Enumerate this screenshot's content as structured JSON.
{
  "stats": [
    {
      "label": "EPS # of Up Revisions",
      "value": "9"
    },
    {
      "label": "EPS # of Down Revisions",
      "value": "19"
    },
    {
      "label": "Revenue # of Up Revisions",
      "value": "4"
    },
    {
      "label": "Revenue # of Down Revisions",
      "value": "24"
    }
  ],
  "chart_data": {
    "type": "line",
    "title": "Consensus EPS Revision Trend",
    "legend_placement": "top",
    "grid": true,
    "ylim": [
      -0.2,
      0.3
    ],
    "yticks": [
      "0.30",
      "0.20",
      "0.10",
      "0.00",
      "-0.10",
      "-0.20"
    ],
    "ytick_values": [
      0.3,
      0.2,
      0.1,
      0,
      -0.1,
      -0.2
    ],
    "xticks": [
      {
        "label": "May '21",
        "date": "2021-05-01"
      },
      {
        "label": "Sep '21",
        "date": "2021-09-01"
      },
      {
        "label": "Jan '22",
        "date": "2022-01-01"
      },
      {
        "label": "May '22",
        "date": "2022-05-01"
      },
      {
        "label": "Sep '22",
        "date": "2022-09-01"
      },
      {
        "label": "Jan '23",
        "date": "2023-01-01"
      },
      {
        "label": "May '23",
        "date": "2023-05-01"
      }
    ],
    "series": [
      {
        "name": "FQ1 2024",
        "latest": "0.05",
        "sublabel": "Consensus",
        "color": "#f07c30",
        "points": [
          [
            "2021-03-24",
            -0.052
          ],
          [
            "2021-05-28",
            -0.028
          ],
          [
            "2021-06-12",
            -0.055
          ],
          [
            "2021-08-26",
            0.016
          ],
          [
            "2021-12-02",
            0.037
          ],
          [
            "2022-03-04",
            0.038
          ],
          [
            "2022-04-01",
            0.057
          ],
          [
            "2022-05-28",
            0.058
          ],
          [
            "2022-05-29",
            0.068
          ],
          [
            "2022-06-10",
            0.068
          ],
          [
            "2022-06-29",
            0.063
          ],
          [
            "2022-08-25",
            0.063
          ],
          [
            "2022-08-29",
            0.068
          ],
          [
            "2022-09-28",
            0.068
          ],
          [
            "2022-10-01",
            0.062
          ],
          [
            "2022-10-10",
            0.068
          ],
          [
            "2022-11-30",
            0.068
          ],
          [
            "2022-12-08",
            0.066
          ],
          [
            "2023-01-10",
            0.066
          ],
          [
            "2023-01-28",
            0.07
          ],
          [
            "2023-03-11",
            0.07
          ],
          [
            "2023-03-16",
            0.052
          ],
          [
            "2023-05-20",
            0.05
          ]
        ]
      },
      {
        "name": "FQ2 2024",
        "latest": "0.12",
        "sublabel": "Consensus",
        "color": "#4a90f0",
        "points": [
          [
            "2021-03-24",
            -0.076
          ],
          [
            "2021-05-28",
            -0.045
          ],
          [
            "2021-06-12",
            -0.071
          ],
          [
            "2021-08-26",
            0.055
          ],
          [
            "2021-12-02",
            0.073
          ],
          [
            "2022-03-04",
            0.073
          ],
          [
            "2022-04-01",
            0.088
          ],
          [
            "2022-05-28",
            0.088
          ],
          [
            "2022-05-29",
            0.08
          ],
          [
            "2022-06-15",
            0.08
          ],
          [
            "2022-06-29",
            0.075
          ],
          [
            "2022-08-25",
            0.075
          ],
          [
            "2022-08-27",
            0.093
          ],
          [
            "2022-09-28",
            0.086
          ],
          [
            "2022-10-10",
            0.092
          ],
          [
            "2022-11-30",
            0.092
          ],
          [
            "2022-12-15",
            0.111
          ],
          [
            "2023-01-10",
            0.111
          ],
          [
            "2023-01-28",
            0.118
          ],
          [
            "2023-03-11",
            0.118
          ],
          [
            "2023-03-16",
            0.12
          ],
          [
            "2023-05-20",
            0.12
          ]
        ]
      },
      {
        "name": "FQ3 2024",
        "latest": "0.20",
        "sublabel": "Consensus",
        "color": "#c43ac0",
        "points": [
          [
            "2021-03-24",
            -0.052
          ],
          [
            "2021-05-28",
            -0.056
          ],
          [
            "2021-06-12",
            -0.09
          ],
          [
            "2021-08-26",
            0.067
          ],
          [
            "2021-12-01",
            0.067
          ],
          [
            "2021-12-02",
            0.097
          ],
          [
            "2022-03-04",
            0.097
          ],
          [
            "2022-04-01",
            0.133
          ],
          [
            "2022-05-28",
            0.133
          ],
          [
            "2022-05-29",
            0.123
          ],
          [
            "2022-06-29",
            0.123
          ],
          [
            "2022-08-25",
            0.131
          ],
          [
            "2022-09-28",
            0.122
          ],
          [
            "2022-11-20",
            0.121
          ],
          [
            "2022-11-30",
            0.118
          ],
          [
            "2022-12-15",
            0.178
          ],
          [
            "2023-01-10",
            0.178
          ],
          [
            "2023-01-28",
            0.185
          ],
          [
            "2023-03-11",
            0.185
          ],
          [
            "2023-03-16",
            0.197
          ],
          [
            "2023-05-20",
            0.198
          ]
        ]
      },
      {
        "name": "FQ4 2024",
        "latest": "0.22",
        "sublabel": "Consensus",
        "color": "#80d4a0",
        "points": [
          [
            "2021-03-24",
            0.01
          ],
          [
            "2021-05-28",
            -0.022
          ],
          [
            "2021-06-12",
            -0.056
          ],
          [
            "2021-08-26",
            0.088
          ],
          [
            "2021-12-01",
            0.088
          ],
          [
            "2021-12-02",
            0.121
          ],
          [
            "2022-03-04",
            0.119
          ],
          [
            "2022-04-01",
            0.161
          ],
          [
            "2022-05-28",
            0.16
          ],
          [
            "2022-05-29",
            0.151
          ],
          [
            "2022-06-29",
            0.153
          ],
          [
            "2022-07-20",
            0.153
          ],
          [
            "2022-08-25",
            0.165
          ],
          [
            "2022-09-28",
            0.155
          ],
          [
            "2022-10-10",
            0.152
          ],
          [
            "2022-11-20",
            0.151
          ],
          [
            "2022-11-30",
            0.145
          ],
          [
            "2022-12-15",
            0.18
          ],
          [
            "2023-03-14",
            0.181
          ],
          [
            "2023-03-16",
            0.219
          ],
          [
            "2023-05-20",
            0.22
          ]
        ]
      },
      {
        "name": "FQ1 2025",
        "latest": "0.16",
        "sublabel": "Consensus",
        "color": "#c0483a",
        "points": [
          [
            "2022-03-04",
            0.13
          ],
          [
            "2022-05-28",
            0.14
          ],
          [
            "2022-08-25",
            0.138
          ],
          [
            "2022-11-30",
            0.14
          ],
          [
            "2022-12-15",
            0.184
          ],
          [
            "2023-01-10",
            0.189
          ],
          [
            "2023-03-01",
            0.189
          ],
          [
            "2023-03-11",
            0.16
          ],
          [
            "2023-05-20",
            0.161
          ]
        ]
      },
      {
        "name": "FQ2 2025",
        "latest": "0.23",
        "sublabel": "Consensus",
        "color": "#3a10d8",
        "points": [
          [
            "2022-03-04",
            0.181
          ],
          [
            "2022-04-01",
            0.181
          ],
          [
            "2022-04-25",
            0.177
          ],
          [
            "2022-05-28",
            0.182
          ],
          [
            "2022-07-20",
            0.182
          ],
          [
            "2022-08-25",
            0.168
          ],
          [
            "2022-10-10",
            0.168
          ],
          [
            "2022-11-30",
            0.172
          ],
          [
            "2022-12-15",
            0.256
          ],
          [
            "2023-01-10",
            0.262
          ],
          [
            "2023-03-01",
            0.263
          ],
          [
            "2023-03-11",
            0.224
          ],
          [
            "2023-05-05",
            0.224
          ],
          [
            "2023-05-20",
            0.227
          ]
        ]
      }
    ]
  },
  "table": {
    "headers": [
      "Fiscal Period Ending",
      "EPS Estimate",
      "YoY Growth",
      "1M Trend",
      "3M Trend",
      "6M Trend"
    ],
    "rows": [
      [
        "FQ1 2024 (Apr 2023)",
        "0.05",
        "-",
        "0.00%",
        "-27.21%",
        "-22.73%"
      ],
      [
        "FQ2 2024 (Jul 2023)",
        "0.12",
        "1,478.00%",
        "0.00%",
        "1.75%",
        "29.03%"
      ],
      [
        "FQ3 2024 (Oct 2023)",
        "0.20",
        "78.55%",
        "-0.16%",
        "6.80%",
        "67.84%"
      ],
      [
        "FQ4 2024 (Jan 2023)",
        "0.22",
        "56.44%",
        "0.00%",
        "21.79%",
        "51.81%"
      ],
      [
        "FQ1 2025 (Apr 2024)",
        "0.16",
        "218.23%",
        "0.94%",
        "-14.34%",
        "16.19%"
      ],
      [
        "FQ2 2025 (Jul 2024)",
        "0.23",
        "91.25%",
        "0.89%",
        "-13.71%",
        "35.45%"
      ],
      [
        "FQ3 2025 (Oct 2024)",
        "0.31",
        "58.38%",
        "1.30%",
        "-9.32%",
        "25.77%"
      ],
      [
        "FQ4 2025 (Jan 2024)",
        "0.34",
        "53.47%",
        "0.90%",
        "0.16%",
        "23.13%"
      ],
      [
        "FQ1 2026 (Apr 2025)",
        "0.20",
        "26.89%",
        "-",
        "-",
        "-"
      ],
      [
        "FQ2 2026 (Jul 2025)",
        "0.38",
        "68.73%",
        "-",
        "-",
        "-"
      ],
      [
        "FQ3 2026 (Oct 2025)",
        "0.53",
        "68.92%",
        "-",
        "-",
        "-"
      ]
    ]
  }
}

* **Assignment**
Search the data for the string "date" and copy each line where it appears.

* **Completed exercise**
        "date": "2021-05-01"
        "date": "2021-09-01"
        "date": "2022-01-01"
        "date": "2022-05-01"
        "date": "2022-09-01"
        "date": "2023-01-01"
        "date": "2023-05-01"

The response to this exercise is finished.